*** Opening TASK DATA ***

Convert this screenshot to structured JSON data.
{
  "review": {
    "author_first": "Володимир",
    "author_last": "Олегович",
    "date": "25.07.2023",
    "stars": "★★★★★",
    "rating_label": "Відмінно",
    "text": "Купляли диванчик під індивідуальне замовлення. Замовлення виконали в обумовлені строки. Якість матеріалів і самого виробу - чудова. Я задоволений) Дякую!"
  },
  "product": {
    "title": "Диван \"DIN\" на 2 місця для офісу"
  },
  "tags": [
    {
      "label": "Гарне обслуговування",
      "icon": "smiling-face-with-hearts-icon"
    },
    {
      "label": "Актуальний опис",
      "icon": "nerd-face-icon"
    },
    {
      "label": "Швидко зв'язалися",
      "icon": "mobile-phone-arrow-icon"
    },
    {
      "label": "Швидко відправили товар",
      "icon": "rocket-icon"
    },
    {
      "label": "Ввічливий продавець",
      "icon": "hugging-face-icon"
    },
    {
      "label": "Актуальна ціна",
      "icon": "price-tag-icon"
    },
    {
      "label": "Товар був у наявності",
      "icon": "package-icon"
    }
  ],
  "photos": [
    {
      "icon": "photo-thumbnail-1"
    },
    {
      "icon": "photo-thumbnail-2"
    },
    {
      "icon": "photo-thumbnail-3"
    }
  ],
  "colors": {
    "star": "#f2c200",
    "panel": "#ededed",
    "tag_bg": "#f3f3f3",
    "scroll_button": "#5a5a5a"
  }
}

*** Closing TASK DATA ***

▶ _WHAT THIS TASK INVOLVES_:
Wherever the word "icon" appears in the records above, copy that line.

▶ _RESPONSE BOX_:
      "icon": "smiling-face-with-hearts-icon"
      "icon": "nerd-face-icon"
      "icon": "mobile-phone-arrow-icon"
      "icon": "rocket-icon"
      "icon": "hugging-face-icon"
      "icon": "price-tag-icon"
      "icon": "package-icon"
      "icon": "photo-thumbnail-1"
      "icon": "photo-thumbnail-2"
      "icon": "photo-thumbnail-3"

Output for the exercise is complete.